@georgemillo I've started moving away from tests like that. I test the actual result. I.e if I pass in this input, I expect to get the following errors. I think you get a more reliable result that focuses more on what matters (when my object is valid vs invalid and why) than the exact code I used to get there.

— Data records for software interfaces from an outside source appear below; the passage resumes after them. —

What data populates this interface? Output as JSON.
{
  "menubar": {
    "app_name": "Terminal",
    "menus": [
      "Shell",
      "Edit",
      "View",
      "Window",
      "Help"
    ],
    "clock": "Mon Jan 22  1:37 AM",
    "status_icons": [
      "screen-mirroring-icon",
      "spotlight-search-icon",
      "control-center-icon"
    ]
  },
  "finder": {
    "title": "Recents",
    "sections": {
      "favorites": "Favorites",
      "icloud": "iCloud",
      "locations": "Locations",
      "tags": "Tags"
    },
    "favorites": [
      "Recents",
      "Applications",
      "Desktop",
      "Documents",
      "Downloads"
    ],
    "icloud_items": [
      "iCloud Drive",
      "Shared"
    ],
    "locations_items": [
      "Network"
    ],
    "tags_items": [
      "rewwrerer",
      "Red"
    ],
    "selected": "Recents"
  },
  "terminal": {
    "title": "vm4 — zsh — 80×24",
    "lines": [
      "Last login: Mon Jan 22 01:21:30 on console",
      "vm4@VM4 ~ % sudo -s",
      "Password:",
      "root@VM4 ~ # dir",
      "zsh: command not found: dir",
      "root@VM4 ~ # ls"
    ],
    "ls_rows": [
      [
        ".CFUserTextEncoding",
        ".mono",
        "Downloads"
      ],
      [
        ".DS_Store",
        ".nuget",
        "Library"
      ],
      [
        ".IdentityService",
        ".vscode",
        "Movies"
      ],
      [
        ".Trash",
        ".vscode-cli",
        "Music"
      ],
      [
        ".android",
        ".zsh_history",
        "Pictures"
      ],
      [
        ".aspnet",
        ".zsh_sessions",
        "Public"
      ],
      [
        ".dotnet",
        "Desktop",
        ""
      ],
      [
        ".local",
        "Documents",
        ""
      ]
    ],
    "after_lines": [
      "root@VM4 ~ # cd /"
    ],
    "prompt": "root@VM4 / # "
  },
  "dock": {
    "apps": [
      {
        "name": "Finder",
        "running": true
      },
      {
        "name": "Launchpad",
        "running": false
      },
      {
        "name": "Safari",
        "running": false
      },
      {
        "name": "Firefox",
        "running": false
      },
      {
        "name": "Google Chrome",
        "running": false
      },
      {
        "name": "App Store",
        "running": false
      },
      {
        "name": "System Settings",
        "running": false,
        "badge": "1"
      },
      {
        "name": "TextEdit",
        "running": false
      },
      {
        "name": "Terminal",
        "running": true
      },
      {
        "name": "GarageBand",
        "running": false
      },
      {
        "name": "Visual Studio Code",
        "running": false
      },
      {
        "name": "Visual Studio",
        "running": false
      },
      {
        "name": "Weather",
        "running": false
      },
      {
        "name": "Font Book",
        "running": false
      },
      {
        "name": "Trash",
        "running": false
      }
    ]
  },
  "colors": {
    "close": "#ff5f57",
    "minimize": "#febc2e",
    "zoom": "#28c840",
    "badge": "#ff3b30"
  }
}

Less coupling on the exact implementation therefore less brittle tests etc.
Plus as soon as you get advanced edge cases that depend on injected objects (say current user) you either end up testing manually or having such a complex matcher that it slightly defeats the point of having such a clean implementation library like dry-validations ! (Just my personal opinion of course 😜)
@fran-worley yeah, my custom matchers work like you described (passing in input, seeing if its valid), rather than testing the actual code (not even sure how you'd do that, presumably there's some way to reflect on the Schema class to figure it out)
where I realise I've gone wrong through is testing things at such a low level, i.e. at the level of the schema itself rather than the place that uses it (e.g. a reform form)